Even though the robustness principle was formulated for packet-switching, I see it at work in all sorts of disciplines, including design. A good example is in best practices for designing forms:

Every field you ask users to fill out requires some effort. The more effort is needed to fill out a form, the less likely users will complete the form. That’s why the foundational rule of form design is shorter is better — get rid of all inessential fields.

In other words, be conservative in the number of form fields you send to users. But then, when it comes to users filling in those fields:

It’s very common for a few variations of an answer to a question to be possible; for example, when a form asks users to provide information about their state, and a user responds by typing their state’s abbreviation instead of the full name (for example, CA instead of California). The form should accept both formats, and it’s the developer job to convert the data into a consistent format.

In other words, be liberal in what you accept from users.

Rule of least power
Choose the least powerful language suitable for a given purpose.

As a general rule, it’s always worth asking if you can accomplish something with a less powerful technology:

In the web front-end stack — HTML, CSS, JS, and ARIA — if you can solve a problem with a simpler solution lower in the stack, you should. It’s less fragile, more foolproof, and just works.

Ubiquity, then consistency
It’s the idea that anyone should be able to access a resource, regardless of technical or personal constraints.

It’s an admirable goal, and what’s even more admirable is that the web succeeds in this goal! But sometimes something’s gotta give, and that something is control.

[…] I feel like I’ve painted a divisive picture, like you have to make a choice between ubiquity or consistency. But the rather wonderful truth is that, on the web, you can have your cake and eat it.

  • Start with user needs.
  • Build an under-engineered solution—one that might not offer you much control, but that works for everyone.
  • Layer on a more over-engineered solution—one that might not work for everyone, but that offers you more control.
Published in Ubiquity, then consistency by Jeremy Keith
Users are not product designers
A designer who blindly follows users will quickly fall prey to their inability to accurately self-report.

When people tell you something’s wrong or doesn’t work for them, they are almost always right. When they tell you exactly what they think is wrong and how to fix it, they are almost always wrong.

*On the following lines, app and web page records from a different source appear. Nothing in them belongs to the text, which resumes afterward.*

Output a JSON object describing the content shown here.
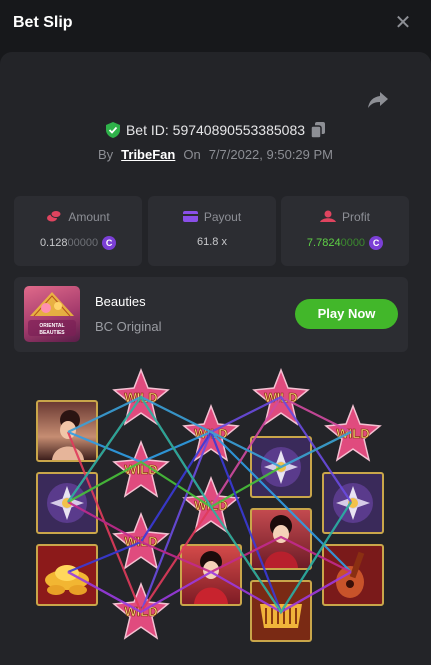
{
  "header": {
    "title": "Bet Slip",
    "close_icon": "close-icon"
  },
  "bet": {
    "id_text": "Bet ID: 59740890553385083",
    "by_label": "By",
    "user": "TribeFan",
    "on_label": "On",
    "datetime": "7/7/2022, 9:50:29 PM"
  },
  "stats": {
    "amount": {
      "label": "Amount",
      "value_bright": "0.128",
      "value_dim": "00000",
      "icon": "coins-icon",
      "color": "#e0445f"
    },
    "payout": {
      "label": "Payout",
      "value": "61.8 x",
      "icon": "card-icon",
      "color": "#8a4fe8"
    },
    "profit": {
      "label": "Profit",
      "value_bright": "7.7824",
      "value_dim": "0000",
      "icon": "profit-icon",
      "color": "#e0445f",
      "value_color": "#5fd146"
    }
  },
  "currency_symbol": "C",
  "game": {
    "name": "Beauties",
    "provider": "BC Original",
    "thumb_text": "ORIENTAL BEAUTIES",
    "play_label": "Play Now"
  },
  "wild_label": "WILD",
  "colors": {
    "accent_green": "#42b72a",
    "coin_purple": "#7b3fd6",
    "panel": "#232428",
    "card": "#2c2d32"
  }
}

This quote from Neil Gaiman is right on…people are very aware when a problem exists.

Published in Principles of Product Design by Joshua Porter